- **What you are asked to do**
Return every line of the data below that includes the string "Percent".

- **Available data**
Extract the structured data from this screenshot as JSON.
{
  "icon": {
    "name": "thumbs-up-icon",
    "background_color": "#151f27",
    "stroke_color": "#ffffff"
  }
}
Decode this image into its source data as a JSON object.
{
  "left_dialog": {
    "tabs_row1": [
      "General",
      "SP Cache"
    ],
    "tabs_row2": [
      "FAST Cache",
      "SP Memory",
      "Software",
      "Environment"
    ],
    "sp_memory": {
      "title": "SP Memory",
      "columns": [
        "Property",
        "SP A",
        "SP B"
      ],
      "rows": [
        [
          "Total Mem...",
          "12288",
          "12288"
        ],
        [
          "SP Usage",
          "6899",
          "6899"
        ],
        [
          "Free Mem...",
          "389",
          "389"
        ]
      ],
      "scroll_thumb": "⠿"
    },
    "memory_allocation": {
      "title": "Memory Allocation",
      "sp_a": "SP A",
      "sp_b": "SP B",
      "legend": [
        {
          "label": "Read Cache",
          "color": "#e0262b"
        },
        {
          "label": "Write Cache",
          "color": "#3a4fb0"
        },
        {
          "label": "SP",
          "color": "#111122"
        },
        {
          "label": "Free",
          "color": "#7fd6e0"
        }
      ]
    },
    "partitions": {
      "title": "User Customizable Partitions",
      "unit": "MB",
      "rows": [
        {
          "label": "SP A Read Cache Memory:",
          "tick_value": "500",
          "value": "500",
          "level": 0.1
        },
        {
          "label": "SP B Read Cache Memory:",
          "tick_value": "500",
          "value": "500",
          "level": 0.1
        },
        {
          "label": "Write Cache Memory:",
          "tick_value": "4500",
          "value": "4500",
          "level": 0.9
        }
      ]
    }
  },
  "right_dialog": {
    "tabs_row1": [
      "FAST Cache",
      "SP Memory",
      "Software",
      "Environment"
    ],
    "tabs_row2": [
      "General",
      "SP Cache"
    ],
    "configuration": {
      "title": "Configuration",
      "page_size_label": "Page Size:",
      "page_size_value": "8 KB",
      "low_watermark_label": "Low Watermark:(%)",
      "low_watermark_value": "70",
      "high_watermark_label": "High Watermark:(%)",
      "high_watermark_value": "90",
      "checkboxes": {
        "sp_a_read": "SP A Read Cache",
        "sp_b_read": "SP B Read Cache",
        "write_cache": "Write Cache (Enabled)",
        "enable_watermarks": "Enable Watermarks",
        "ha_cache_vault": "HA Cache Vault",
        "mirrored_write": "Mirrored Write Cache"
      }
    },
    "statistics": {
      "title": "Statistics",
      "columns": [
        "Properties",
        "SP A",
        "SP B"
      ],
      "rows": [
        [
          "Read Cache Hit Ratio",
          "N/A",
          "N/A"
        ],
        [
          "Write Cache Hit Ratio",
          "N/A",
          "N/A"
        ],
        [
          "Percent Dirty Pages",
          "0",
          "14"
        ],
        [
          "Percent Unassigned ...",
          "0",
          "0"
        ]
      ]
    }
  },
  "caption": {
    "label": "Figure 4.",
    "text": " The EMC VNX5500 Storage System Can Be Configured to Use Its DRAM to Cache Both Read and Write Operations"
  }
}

- **Answer below**
          "Percent Dirty Pages",
          "Percent Unassigned ...",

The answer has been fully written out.